SCANDALS have ripped through Westminster over the last decade and more, leaving trust in the mother of all parliaments at an
But last week the electorate, already inured to the ongoing self-harm inflicted on it by a Tory party tearing itself – and us – apart over Brexit, was treated to yet another unedifying spectacle which revealed a little more of the desperation seeping into the heart of this Government.
And while the vote cast by the Tory chair, Brandon Lewis, against an amendment to ensure that Britain stayed in the customs union didn’t matter in the end – the Government won by six votes – he shouldn’t have done it.
Mr Lewis was supposed to have an agreement – “a pair” – with Jo Swinson, deputy leader of the Liberal Democrats, who is on maternity leave, which basically cancels his vote. He ignored that agreement.
The non-voting pact was honoured all the way through the day until it came to two knife-edge Brexit amendment votes, when Lewis then voted with the Government to save it from a devastating defeat which could have potentially triggered calls for a general election.
Regardless of whether it was a mistake or cynical design, someone is being less than straightforward about what happened and why. And while “pairing” may feel, as the Lib Dem chief whip Alistair Carmichael described it, like a 19th Century sticking plaster to cover a 21st Century employment law, it has worked for decades.

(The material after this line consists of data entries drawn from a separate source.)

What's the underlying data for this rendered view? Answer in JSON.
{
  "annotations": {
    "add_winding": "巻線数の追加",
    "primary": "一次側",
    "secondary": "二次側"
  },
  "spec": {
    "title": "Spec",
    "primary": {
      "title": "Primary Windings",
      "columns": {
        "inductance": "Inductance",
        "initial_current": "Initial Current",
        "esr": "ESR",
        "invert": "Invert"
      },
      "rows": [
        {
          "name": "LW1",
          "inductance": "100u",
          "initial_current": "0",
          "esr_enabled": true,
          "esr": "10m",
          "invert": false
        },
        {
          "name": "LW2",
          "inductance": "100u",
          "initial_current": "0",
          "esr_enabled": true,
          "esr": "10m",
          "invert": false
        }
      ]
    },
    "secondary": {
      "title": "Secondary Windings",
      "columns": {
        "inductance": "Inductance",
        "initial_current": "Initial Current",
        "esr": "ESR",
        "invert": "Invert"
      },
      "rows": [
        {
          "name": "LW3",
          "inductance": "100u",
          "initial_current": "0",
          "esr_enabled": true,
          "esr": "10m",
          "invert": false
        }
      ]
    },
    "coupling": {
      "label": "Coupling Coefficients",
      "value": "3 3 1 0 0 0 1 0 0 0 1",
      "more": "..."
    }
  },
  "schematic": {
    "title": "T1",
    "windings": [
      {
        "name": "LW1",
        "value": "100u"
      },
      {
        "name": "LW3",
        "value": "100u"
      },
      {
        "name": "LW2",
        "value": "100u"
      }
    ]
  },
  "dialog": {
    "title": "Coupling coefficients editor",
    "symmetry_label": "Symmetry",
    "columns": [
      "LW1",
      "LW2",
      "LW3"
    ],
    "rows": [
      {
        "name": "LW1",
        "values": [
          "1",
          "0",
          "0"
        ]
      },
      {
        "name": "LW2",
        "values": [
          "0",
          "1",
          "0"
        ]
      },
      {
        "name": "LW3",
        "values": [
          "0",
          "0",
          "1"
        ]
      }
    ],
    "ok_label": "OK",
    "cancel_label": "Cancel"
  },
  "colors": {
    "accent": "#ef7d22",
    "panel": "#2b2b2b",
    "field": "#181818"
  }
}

Westminster is built on ritual and tradition. Gentlemen’s agreements and aged conventions, like 24-hour access to snuff, may seem absurd but are also the glue that helps a place founded on such ancient etiquette stay together.

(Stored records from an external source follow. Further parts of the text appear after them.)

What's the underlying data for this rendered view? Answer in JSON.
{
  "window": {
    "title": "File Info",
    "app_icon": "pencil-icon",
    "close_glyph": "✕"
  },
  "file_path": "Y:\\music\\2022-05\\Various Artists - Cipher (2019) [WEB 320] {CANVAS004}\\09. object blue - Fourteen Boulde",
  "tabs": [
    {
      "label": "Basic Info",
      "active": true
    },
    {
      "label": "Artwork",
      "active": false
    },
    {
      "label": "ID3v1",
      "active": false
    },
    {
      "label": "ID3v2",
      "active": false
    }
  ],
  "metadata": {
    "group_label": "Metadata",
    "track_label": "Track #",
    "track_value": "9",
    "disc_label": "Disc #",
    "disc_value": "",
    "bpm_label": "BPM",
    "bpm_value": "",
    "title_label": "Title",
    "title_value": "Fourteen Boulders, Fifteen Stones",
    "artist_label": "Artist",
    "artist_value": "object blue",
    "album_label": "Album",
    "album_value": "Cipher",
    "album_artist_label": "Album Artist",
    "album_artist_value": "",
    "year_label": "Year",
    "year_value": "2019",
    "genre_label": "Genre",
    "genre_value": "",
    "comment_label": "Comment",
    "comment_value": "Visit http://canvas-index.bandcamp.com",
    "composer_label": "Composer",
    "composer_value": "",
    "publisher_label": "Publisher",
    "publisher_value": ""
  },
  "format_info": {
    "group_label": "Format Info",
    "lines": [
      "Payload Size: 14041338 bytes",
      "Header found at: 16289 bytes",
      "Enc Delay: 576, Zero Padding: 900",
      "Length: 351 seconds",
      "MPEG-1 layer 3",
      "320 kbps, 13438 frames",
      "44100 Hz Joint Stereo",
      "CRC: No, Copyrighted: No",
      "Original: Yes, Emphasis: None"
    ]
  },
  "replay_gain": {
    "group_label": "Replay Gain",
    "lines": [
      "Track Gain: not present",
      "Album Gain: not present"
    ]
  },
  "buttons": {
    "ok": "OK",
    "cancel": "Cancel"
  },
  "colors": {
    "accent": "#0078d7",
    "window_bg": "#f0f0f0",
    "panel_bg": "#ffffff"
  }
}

And when fresh-faced recruits like Mhairi Black enter the place for the first time, they are right to brand the absurdities of some of those parliamentary decrees as “stupid and senseless”.
After all, in a place where you’re not allowed to clap like a normal person, but you can bray like a donkey, some things are undoubtedly best consigned to the past.
Indeed, amid the bewildering history of precedent and statute, it perhaps comes as a relief to some that the once illegal act of dying in the House has now been lifted.
But the sight of an MP being pushed into parliament in a wheelchair, heavily dosed on morphine and clutching a cardboard bowl in case she was sick, or of Durham MP Laura Pidcock shuffling through the voting lobbies despite being eight months pregnant and in acute pain from her baby pressing on her sciatic nerve, only acts to confirm the general air of a parliamentary democracy trapped in another century.
Arcane traditions only reinforce the impression that politicians are detached from reality. And if the result of the EU referendum was, in part, down to the electorate feeling ignored by an out-of-touch political class, then never has it been more important than now to dispel that idea that politicians are living on another planet making up their own rules as they go along.